“Really, what we’d like to do is look at both strains together,” says Hendrik Poinar, an evolutionary biologist at McMaster University in Hamilton, Canada. And if more ancient genomes can be collected from Europe and the Americas, it should be possible to find out more conclusively whether deadly pathogens such as Salmonella arrived in the New World from Europe.

The existence of Salmonella Paratyphi C in Norway 300 years before it appeared in Mexico doesn’t prove that Europeans spread enteric fever to native Mexicans, says Schroeder, but that hypothesis is reasonable. A small percentage of people infected with Salmonella Paratyphi C carry the bacterium without falling ill, so apparently healthy Spaniards could have infected Mexicans who lacked natural resistance.

Paratyphi C is transmitted through faecal material, and a collapse of social order during the Spanish conquest might have led to the poor sanitary conditions that are ripe for Salmonella spread, Krause and his team note in the paper.

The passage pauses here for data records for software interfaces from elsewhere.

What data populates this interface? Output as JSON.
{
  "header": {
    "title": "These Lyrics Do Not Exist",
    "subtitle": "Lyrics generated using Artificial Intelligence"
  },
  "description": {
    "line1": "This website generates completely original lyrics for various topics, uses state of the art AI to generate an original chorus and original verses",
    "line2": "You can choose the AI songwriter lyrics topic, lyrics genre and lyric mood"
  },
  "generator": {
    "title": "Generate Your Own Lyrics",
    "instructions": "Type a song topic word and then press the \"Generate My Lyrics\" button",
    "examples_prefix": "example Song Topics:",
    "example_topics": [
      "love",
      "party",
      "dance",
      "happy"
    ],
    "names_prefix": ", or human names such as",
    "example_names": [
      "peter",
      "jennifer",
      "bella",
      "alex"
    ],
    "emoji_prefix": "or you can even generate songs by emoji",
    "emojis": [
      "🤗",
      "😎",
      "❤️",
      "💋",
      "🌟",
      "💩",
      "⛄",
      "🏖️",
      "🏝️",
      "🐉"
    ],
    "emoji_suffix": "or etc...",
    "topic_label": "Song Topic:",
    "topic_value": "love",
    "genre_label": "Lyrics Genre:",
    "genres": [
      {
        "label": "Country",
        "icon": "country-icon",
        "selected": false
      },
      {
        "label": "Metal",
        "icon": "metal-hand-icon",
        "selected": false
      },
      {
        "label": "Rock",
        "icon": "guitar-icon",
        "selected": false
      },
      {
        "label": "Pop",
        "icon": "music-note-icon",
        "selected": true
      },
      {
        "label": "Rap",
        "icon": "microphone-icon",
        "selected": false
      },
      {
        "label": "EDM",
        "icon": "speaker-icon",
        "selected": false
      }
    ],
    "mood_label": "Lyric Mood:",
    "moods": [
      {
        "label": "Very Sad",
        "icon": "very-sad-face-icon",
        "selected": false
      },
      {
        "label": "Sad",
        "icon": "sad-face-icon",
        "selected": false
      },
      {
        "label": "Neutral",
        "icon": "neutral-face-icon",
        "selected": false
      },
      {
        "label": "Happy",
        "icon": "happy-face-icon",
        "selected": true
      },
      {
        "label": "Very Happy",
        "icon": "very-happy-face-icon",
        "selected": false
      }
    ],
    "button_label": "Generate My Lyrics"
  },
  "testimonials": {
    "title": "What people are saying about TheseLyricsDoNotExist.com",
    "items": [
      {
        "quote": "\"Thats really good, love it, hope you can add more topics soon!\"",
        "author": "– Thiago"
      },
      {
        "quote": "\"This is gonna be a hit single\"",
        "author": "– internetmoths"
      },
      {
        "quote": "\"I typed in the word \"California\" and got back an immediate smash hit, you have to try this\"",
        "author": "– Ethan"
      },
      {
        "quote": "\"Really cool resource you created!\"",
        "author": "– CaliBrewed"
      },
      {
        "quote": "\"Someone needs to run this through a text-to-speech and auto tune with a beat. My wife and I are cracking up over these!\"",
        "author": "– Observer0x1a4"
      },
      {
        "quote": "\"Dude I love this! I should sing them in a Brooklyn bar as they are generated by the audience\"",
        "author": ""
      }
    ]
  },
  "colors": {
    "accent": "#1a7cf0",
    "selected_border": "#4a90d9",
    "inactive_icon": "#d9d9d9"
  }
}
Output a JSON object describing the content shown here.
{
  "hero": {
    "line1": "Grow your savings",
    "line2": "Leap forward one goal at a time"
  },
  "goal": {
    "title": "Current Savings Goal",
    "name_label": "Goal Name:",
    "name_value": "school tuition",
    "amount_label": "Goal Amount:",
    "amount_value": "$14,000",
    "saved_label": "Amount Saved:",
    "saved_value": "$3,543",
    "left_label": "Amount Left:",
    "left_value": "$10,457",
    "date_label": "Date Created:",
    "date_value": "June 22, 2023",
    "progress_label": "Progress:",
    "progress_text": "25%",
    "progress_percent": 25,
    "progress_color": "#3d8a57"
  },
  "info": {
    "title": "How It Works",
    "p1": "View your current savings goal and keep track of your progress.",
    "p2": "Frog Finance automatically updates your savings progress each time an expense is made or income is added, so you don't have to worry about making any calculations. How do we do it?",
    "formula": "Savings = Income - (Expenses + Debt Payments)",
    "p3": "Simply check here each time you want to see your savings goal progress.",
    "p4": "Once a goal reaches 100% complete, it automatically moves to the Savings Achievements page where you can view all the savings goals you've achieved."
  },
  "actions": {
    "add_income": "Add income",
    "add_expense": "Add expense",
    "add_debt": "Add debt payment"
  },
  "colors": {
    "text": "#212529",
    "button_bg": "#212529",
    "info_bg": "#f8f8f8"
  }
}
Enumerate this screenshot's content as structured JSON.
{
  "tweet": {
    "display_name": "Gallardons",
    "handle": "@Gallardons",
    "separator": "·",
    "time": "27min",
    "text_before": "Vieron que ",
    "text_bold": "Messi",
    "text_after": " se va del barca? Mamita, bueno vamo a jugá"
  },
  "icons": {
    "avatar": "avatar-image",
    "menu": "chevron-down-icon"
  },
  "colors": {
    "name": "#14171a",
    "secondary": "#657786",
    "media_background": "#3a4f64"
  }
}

Krause’s study offers a blueprint for identifying the pathogens behind ancient outbreaks, says Schroeder. His own team plans to look for ancient pathogens in Caribbean burial sites that seem to be linked to catastrophic outbreaks, and that were established after the Europeans arrived. “The idea that some of them might have been caused by Salmonella is now a distinct possibility,” he says.